“I knew it was serious just by looking,” she says.

She fondly recounts a time when a resident once pointed and gestured so much that a colleague of hers thought he might be having a heart attack. The ambulance arrived and the patient was thoroughly assessed, but paramedics could not find anything wrong with him. His symptoms had miraculously disappeared.

The nurses were exhausted, and the paramedics were befuddled. But only one person was in high spirits—the resident. 

“I couldn’t stop laughing. You see, the patient just wanted to go out,” Staff Nurse Lee quips.

Despite her experience and her wealth of knowledge, she remains modest. 

“Don’t write so much,” she says, urging us to conduct an interview with two younger colleagues instead.

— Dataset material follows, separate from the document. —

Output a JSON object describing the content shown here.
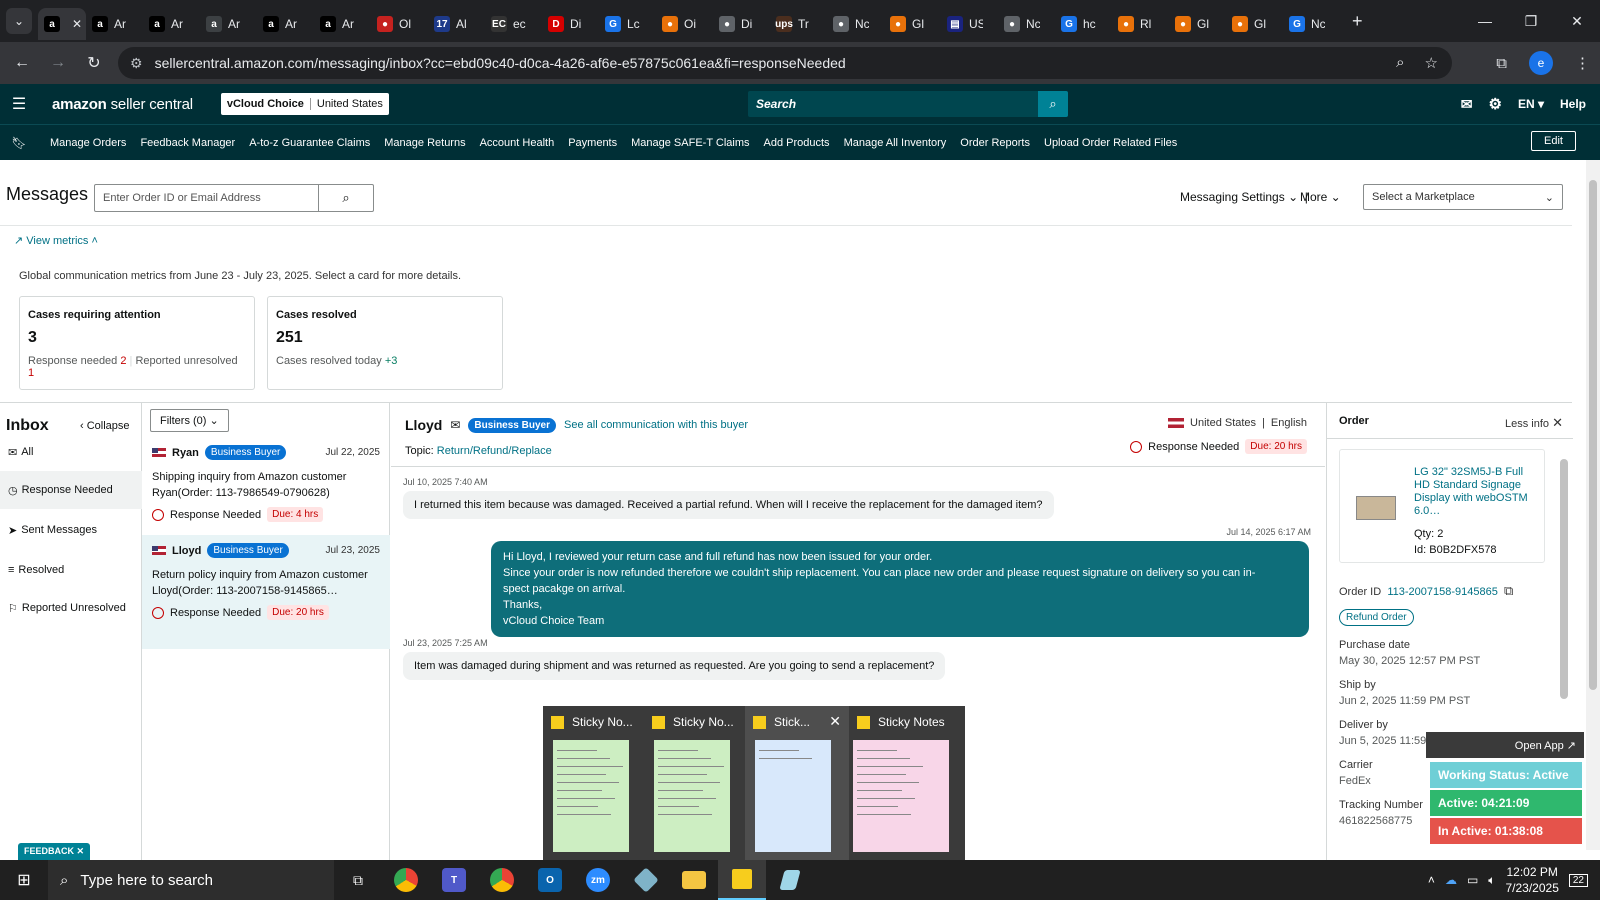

She smiles, “They need to be recognised too.”

But they’re not 81 and still serving strong like you, I tell her.

She laughs and then scoffs, “Ah, my age is nothing.”

Perhaps age is not a concern to someone as dedicated as Madam Lee. But to know that she has spent more years serving others than most people have been alive is humbling. 

She waves it off. 

“I get a lot of support from the Red Cross and the management at RCHD. Thank them,” she says.

Staff Nurse Lee received the Outstanding Employee Award at the Singapore Red Cross Awards 2022.

Singapore Red Cross Awards 2022 Staff Nurse Lee

By Heidi Boon, Volunteer
Copyedited by Michael Gutierrez, Volunteer


Inspired to join our humanitarian movement? Check out our career and volunteer opportunities. Be a Red Cross Champion, donate and support our local humanitarian efforts.